I found Losing My Religion to be a very authentic read. Anyone who has ever dared to question their faith knows there are only two possible outcomes: questioning leads to deeper faith, or turns you away from it altogether. And when you've depended on faith for many years, when you're surrounded by people who are faithful, if you turn away from it, you find it is a very lonely journey. People rejoice when someone is "saved" but few are as happy for you when you walk away from that salvation. Lobdell doesn't get self-righteous about his weakening faith. In fact, he seeks answers that could keep him in his faith. But ultimately, he has to go with what his head and his heart tell him.
Unlike Richard Dawkins, who can be patronizing to non-believers, Lobdell is respectful of people who maintain their faith. He doesn't attack anyone for believing, he simply articulates his own thoughts and feelings.

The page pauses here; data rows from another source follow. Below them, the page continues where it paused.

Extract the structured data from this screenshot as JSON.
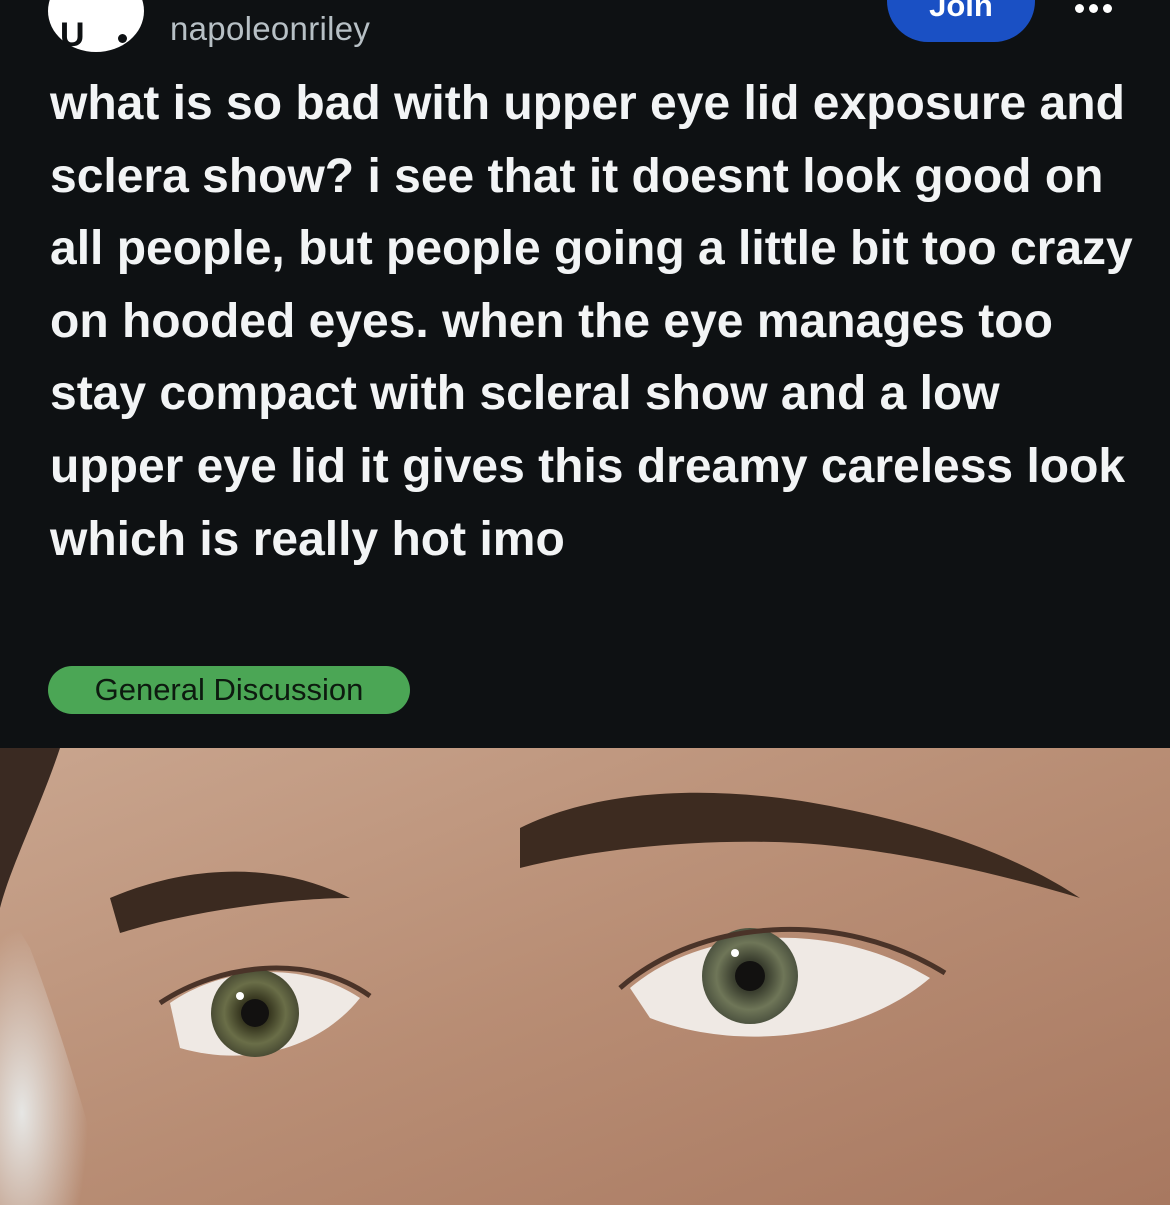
{
  "post": {
    "username": "napoleonriley",
    "join_label": "Join",
    "title": "what is so bad with upper eye lid exposure and sclera show? i see that it doesnt look good on all people, but people going a little bit too crazy on hooded eyes. when the eye manages too stay compact with scleral show and a low upper eye lid it gives this dreamy careless look which is really hot imo",
    "flair": "General Discussion"
  },
  "colors": {
    "background": "#0e1113",
    "join_button": "#1a50c4",
    "flair": "#4ba655"
  },
  "icons": [
    "community-avatar-icon",
    "more-options-icon"
  ]
}
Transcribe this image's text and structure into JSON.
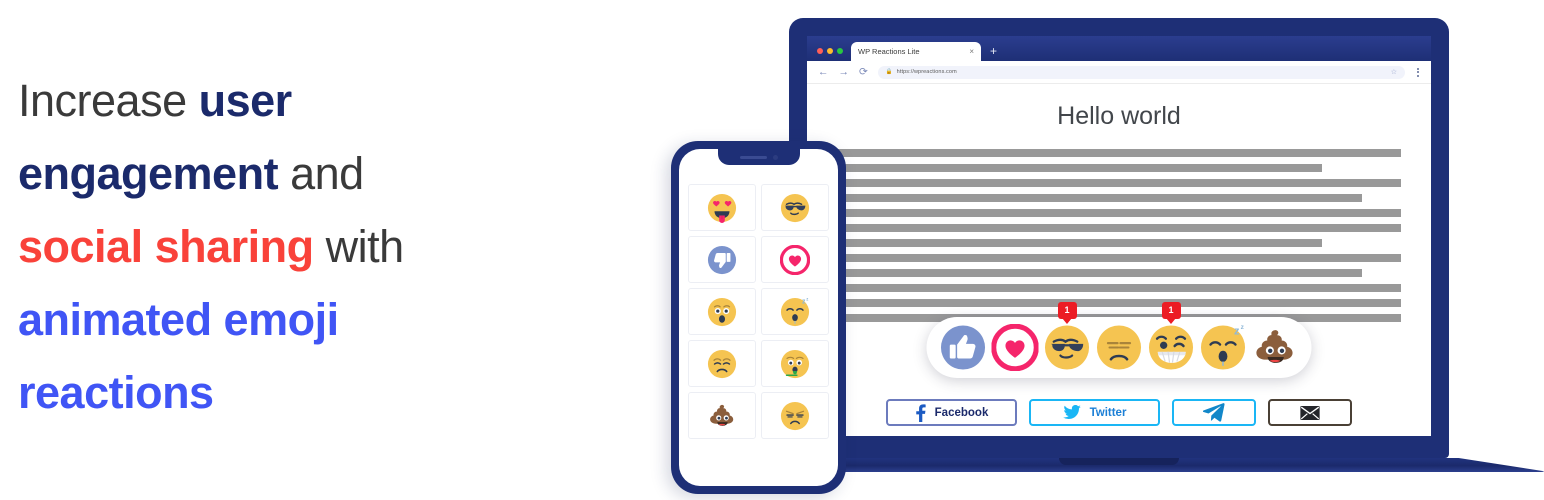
{
  "headline": {
    "line1_plain": "Increase ",
    "line1_bold_navy": "user",
    "line2_bold_navy": "engagement",
    "line2_plain": " and",
    "line3_bold_red": "social sharing",
    "line3_plain": " with",
    "line4_bold_blue": "animated emoji",
    "line5_bold_blue": "reactions"
  },
  "colors": {
    "navy": "#1b2a6b",
    "red": "#f9423a",
    "blue": "#4055f5",
    "device_frame": "#1e2f76",
    "badge_red": "#ec1c24",
    "heart_pink": "#f5256b",
    "thumb_blue": "#7b93cd",
    "twitter_blue": "#1ab6f5",
    "facebook_navy": "#1b2a6b",
    "skeleton_gray": "#999999"
  },
  "browser": {
    "window_dots": [
      "red",
      "yellow",
      "green"
    ],
    "tab": {
      "title": "WP Reactions Lite",
      "close_label": "×"
    },
    "new_tab_label": "+",
    "nav": {
      "back": "←",
      "forward": "→",
      "reload": "⟳"
    },
    "omnibox": {
      "lock_icon": "lock-icon",
      "url": "https://wpreactions.com"
    },
    "bookmark_icon": "star-icon",
    "menu_icon": "kebab-menu-icon"
  },
  "page": {
    "title": "Hello world",
    "skeleton_line_widths": [
      "100%",
      "86%",
      "100%",
      "93%",
      "100%",
      "100%",
      "86%",
      "100%",
      "93%",
      "100%",
      "100%",
      "100%"
    ]
  },
  "reactions": {
    "items": [
      {
        "name": "thumbs-up",
        "icon": "thumbs-up-icon",
        "count": null
      },
      {
        "name": "love",
        "icon": "heart-icon",
        "count": null
      },
      {
        "name": "cool",
        "icon": "sunglasses-face-icon",
        "count": "1"
      },
      {
        "name": "sad",
        "icon": "frowning-face-icon",
        "count": null
      },
      {
        "name": "funny",
        "icon": "winking-grin-face-icon",
        "count": "1"
      },
      {
        "name": "sleepy",
        "icon": "sleeping-face-icon",
        "count": null
      },
      {
        "name": "poop",
        "icon": "poop-icon",
        "count": null
      }
    ]
  },
  "share": {
    "buttons": [
      {
        "name": "facebook",
        "label": "Facebook",
        "icon": "facebook-icon"
      },
      {
        "name": "twitter",
        "label": "Twitter",
        "icon": "twitter-icon"
      },
      {
        "name": "telegram",
        "label": "",
        "icon": "telegram-icon"
      },
      {
        "name": "email",
        "label": "",
        "icon": "envelope-icon"
      }
    ]
  },
  "phone": {
    "emojis": [
      {
        "name": "heart-eyes-tongue",
        "icon": "heart-eyes-tongue-face-icon"
      },
      {
        "name": "cool",
        "icon": "sunglasses-face-icon"
      },
      {
        "name": "thumbs-down",
        "icon": "thumbs-down-icon"
      },
      {
        "name": "love",
        "icon": "heart-icon"
      },
      {
        "name": "astonished",
        "icon": "astonished-face-icon"
      },
      {
        "name": "sleeping",
        "icon": "sleeping-face-icon"
      },
      {
        "name": "disappointed",
        "icon": "disappointed-face-icon"
      },
      {
        "name": "sick",
        "icon": "nauseated-face-icon"
      },
      {
        "name": "poop",
        "icon": "poop-icon"
      },
      {
        "name": "tired",
        "icon": "tired-face-icon"
      }
    ]
  }
}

He brings up many of the same questions that many doubters raise- the questions that either have no answer at all, or answers that are at best unsatisfying.
Anyone who has gone on their own questioning journey, and who has come out the other side feeling more contented and at peace than when they started will appreciate this read.
As someone who has experienced some of the very same happiness and despair through formal religion, I felt like Lobdell took the words right out of my heart. Throughout the narrative, I found it so easy to understand how and why Lobdell reacted to certain experiences and facts: good, bad, and ugly.
I think the book is written in such a way that even someone with unshakable faith could come to understand the validity of nonbelievers. Doubters or straight-out atheists are often condemned for being selfish, taking the easy way out, or not making enough of an effort to be open to spirituality or conversion. This book makes a powerful case for faith being simply the suspension of intellectual reason that is NOT a matter of choice. Similarly, disbelief is merely a truthful declaration that some altered reality does not exist for a certain person.
Doubters out there, particularly those who once had deep-rooted faith, should find great comfort in the story of this kindred spirit.
I believe ALL practicing religious people should read this book and seriously contemplate what about a church's structure, lack of oversight, and apparent prestige invites corruption, and what can be done to reform this corruption. Efforts MUST be made to establish real congregations that are not wrought with atrocities, hypocrisies, and irreparable damage to the youngest and most vulnerable of our world. Without TRUE (not band-aid) reform, I cannot see how on earth any religious institution could continue to survive, much less thrive, with any shred of integrity and credibility, now that the truth has come to light.